**Work instruction**
Locate every line in the material below that has the word "JSON". Copy each of those lines.
====== Records for processing
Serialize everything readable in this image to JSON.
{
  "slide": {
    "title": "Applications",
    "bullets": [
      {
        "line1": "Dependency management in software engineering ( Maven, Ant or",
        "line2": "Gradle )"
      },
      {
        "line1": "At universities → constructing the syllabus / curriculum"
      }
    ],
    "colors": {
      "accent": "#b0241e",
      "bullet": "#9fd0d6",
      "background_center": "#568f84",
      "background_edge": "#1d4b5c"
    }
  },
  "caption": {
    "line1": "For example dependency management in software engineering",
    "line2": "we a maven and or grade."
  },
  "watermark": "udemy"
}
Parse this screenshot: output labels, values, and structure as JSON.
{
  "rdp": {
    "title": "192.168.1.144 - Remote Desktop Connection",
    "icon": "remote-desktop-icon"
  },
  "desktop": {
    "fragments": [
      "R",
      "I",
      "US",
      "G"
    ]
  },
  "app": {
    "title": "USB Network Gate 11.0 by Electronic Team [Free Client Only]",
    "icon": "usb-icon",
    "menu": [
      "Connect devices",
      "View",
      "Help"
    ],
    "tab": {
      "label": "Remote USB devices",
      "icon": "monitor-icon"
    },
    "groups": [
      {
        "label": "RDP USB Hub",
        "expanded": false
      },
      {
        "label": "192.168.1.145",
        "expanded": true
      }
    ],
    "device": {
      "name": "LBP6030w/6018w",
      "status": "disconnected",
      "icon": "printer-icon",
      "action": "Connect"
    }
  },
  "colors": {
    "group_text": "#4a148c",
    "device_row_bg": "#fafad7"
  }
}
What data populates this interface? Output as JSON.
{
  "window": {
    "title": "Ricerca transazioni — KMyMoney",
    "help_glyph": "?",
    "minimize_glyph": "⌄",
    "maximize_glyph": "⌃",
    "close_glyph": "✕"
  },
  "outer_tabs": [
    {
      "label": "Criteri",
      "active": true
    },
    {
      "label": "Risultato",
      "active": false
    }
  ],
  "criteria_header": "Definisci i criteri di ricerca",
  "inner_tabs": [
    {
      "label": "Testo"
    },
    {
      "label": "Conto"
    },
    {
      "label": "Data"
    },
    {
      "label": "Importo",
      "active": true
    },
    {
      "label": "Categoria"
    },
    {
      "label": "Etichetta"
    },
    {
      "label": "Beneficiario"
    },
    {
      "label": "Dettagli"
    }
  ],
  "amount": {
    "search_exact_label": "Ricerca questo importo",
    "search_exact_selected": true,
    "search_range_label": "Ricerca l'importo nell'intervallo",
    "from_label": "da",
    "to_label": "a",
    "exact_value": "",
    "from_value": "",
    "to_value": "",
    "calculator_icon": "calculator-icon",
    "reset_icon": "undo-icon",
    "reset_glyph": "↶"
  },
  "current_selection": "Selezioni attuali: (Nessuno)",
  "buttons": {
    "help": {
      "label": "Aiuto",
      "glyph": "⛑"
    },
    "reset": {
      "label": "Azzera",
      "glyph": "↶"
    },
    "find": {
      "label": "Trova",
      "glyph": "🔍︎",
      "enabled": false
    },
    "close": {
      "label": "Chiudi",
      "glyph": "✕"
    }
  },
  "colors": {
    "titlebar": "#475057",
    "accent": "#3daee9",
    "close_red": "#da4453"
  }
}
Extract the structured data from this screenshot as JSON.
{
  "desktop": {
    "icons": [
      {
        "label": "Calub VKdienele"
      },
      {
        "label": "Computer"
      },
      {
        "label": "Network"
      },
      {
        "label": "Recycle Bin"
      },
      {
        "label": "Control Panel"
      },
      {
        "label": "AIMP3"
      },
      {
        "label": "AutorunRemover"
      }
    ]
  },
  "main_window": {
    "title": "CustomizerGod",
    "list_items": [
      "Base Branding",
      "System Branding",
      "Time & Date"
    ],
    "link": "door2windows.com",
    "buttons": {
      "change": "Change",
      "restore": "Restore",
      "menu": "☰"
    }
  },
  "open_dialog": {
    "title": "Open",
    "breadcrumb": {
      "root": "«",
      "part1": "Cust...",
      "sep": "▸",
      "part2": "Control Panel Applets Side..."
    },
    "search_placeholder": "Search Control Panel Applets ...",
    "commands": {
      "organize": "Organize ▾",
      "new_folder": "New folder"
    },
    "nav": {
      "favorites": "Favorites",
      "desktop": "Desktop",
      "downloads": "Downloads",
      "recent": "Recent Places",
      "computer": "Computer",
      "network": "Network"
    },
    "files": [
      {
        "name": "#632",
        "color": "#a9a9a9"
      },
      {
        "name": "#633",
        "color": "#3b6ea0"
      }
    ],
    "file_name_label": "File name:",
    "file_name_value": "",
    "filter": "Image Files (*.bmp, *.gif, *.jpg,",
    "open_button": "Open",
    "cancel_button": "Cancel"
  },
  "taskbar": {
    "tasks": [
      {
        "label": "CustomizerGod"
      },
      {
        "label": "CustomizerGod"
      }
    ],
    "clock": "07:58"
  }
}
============
**The answer**
Serialize everything readable in this image to JSON.
Parse this screenshot: output labels, values, and structure as JSON.
What data populates this interface? Output as JSON.
Extract the structured data from this screenshot as JSON.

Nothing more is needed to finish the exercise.